So after all that, say you’ve managed to bag yourself a sponsor, what can you do to ensure you stay sponsored, to be honest we don’t do ourselves any favours on that front either. I see it all the time, an angler has won a match yet it either doesn’t get into the angling press or it does and your name or your sponsors name is spelt incorrectly or they haven’t got your sponsor right at all, it’s just not good enough. You may think it’s not the end of the world, but what is your sponsor getting back from you for the t-shirt or bags of groundbait you’ve received? It might be a genuine mistake but in the aftermath of you collecting your winnings and receiving the applause from your peers, it’s all to easy to rush off home for your Sunday roast, but just take five minutes to make sure the fishery owner or match secretary knows who your sponsor is and find out where they intend to send the results so you can let your sponsor know.
Of course even if the results are sent to the Angling Times or Anglers Mail, there’s no guarantee that they will be published and to be honest, in this digital age by the time the weekly’s come out, it’s old news anyway. The advent of Facebook, Twitter and fishing blogs means that results are out there on the same day so make sure you tag your sponsor and share the results on your page (fishing and social media is worth exploring more and I’ll look at that in my next post). Other things you can do to ensure value for money (or bait!) are make sure you’re wearing your t-shirt and baseball cap with the sponsors name on (and that it’s clean) and that you’re smiling in any photos that are taken. If there are youngsters or lots of people around, just try and present a good image by not using lots of bad language (not always possible when you’ve just lost a match winning fish at the net!) and not leaving litter, all common sense stuff really.
A lot of anglers these days assume that when they start to become moderately successful, potential sponsors will be throwing themselves at them but lets not forget how many match anglers are out there, you need to make sure you stand out from the rest and may even, God forbid, have to put some work in yourself. It’s not a bad idea to put together a little portfolio of your best match results and create a CV that you can present to potential sponsors and let them know what you can offer them, do you write a blog, have you appeared in angling magazines or on TV, have you written books or articles, have you got an online presence, if a tackle or bait firm offers you a deal, what sort of and how big an audience can you spread the word of new products to?

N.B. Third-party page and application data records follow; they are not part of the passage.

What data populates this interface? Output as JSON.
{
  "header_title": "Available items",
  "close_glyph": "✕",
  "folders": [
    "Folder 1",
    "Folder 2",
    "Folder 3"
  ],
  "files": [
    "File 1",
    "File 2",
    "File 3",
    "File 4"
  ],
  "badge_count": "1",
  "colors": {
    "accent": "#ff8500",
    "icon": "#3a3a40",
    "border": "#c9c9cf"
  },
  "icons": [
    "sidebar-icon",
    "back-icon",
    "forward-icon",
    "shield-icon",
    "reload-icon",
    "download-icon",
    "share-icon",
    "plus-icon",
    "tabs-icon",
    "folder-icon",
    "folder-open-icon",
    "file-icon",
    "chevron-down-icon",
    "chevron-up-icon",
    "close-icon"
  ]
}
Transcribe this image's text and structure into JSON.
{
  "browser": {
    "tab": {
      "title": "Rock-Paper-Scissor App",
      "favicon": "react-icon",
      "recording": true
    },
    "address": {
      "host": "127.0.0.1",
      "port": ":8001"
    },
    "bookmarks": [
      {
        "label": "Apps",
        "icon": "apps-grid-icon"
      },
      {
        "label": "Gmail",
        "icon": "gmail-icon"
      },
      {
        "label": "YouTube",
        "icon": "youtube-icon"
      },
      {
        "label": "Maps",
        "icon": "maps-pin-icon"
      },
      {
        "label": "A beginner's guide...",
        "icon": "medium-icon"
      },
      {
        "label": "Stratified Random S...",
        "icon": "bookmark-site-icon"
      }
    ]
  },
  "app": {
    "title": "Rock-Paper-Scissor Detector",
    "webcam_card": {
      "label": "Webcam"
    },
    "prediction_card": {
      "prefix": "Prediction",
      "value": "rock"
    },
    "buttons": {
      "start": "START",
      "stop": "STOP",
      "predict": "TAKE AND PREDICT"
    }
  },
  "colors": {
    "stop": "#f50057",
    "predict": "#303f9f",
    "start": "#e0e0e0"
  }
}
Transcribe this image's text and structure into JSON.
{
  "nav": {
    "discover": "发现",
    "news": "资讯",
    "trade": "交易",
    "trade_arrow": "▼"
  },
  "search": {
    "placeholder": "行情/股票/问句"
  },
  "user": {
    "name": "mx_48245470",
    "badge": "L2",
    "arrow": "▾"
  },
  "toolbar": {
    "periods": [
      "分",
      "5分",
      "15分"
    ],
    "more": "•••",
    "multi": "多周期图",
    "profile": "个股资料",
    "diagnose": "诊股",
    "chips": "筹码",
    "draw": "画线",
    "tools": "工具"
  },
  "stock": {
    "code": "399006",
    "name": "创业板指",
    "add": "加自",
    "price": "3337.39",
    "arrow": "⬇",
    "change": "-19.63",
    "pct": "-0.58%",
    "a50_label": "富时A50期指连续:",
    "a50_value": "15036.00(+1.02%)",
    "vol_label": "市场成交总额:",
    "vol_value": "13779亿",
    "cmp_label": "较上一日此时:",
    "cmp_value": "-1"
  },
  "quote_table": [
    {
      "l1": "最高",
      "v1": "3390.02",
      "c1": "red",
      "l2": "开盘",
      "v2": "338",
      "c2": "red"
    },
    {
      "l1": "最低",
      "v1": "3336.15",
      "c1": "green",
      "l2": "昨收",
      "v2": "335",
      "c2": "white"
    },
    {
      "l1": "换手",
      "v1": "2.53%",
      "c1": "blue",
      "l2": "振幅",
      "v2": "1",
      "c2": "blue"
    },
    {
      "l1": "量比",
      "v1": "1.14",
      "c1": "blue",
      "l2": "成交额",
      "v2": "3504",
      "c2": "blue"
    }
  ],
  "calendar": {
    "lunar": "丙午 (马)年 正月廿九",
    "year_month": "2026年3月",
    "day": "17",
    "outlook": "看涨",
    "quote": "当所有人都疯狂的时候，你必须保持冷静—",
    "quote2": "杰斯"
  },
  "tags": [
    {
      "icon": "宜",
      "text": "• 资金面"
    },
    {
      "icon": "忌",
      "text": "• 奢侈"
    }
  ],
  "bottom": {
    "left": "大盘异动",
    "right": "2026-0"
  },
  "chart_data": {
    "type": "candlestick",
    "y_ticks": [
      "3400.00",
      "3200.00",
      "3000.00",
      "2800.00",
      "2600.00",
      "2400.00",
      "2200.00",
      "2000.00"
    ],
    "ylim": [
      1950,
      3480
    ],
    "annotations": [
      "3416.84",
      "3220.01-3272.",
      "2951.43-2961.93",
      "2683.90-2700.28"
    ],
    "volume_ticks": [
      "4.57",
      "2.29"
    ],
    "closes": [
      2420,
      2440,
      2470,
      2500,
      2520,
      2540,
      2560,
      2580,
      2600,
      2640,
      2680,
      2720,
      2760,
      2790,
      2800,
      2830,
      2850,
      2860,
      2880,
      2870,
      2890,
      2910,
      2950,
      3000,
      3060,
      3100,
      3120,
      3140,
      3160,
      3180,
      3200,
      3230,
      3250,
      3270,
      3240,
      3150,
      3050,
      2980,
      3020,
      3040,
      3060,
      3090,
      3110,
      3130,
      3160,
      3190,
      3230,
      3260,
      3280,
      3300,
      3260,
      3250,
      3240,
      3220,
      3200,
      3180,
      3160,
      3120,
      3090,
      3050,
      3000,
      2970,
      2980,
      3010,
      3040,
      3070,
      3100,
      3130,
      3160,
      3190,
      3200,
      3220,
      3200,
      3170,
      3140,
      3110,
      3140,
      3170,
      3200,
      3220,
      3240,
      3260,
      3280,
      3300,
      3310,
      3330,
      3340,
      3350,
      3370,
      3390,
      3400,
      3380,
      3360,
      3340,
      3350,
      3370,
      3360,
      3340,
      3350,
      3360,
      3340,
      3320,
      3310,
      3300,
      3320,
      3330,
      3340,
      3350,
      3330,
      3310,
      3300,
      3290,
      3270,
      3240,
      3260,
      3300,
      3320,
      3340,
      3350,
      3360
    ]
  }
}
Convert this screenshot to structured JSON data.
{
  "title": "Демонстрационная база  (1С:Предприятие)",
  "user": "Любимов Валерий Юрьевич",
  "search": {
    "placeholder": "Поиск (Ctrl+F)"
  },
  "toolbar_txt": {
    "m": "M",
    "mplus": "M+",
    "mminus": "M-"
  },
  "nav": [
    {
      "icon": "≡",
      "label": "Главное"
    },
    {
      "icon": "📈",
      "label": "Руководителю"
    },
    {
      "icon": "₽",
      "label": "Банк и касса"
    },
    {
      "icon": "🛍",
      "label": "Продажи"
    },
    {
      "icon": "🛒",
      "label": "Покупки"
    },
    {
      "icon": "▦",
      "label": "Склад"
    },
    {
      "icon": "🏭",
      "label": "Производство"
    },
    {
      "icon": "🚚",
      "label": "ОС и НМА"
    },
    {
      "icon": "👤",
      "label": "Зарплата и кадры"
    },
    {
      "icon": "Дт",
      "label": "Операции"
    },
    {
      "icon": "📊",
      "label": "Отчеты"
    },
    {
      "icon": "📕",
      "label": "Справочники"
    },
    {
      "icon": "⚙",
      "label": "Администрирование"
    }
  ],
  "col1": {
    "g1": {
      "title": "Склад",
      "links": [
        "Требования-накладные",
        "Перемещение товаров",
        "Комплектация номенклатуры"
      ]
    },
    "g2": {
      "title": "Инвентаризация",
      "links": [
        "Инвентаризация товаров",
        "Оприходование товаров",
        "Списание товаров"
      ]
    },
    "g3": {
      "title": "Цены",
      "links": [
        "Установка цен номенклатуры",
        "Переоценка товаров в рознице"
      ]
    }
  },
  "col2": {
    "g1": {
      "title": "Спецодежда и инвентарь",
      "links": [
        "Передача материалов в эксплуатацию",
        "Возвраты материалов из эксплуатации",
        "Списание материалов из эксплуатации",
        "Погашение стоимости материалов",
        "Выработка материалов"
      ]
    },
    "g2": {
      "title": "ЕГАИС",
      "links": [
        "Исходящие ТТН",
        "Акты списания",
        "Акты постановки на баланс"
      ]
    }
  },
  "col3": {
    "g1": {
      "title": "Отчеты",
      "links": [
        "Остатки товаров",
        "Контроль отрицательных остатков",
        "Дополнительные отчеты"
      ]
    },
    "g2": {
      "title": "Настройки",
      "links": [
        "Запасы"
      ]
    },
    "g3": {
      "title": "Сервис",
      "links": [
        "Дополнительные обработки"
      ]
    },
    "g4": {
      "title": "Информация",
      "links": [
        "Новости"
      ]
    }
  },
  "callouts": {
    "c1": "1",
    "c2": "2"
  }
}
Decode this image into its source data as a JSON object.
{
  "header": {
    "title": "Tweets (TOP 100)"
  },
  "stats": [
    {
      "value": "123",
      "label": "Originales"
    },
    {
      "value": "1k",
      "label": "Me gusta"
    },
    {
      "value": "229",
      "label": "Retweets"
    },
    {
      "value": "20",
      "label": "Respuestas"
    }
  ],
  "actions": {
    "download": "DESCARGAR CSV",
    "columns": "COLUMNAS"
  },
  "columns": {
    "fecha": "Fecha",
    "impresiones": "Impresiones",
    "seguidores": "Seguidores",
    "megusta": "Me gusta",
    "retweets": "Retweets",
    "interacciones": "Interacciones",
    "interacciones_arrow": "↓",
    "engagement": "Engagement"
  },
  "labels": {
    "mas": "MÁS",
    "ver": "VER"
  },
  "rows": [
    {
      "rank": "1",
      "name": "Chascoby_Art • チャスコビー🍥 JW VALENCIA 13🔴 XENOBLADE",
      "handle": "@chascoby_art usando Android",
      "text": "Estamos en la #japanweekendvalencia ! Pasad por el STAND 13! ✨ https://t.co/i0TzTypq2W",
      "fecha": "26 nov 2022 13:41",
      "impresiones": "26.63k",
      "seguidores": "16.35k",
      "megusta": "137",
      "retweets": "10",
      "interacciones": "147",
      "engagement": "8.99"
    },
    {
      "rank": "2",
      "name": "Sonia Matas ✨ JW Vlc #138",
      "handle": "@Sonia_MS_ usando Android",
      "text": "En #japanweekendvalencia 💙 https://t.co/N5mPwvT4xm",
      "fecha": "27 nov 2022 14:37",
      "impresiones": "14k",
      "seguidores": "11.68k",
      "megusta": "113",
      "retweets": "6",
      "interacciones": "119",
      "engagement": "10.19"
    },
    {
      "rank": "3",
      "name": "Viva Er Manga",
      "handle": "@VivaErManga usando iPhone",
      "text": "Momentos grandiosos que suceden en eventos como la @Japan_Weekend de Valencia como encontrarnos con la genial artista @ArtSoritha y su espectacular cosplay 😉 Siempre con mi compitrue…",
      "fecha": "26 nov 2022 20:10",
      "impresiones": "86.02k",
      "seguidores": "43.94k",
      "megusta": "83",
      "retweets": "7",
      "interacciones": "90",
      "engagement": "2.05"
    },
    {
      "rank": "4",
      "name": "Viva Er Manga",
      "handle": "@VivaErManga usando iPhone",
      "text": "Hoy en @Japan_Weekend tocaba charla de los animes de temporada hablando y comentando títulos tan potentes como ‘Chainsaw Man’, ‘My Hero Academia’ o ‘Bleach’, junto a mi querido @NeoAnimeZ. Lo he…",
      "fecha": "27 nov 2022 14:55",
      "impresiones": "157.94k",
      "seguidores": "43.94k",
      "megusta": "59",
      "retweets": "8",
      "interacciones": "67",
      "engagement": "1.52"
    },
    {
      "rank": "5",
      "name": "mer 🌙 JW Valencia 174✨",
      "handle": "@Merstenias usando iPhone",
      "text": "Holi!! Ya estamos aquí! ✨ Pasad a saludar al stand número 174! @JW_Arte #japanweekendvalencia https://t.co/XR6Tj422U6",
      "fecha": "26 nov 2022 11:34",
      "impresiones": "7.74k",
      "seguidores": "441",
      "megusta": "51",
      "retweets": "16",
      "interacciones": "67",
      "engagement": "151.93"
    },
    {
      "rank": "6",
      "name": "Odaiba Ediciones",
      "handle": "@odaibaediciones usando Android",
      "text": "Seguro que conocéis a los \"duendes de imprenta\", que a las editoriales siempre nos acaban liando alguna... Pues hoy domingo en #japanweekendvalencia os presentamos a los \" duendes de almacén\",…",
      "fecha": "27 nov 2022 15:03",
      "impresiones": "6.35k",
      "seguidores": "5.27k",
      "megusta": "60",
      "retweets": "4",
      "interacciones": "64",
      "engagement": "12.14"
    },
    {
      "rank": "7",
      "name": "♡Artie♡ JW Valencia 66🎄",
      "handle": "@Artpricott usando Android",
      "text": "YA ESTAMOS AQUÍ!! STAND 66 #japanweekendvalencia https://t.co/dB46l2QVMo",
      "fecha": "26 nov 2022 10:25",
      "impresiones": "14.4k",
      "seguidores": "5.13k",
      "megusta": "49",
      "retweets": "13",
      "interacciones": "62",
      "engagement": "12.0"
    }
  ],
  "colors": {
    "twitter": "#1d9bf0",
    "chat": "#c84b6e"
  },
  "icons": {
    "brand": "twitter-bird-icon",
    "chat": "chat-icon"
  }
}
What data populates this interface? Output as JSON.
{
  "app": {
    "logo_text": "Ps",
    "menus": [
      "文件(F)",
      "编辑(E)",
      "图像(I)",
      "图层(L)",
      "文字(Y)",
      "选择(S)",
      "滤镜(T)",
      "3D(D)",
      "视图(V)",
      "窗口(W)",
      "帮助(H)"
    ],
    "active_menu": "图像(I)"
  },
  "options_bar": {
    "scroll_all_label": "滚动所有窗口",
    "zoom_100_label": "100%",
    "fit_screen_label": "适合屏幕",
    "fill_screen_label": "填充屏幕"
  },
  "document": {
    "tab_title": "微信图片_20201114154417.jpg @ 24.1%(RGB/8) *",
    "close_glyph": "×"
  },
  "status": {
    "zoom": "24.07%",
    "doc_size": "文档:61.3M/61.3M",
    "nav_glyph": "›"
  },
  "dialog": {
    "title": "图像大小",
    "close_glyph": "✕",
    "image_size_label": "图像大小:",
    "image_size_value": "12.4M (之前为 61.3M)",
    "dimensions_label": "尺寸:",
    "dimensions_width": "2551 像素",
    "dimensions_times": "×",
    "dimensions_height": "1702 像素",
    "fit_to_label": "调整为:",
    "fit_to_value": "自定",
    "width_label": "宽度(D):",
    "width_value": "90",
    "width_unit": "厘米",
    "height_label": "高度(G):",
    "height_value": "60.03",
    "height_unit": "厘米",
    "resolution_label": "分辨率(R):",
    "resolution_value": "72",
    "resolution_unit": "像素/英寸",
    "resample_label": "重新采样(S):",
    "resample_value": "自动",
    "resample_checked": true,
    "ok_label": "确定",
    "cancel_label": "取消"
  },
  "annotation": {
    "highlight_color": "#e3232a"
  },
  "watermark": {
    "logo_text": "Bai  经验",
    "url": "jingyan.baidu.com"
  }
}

So basically there you have it, my thoughts on sponsorship and match fishing, it’s always nice to get free or cheap stuff but if you think that on the back of a few match wins, you’re going to get a massive deal from one of the big tackle firms, be able to pack in your job and go fishing every day, then think again! Of course you could always approach some firms outside the fishing industry, I seem to recall one top angler getting backing from BMW, I wonder if the Torquay Tart has approached Savlon yet?
As always, feel free to comment below or contact me using the form on the right hand side but please keep it clean and non abusive!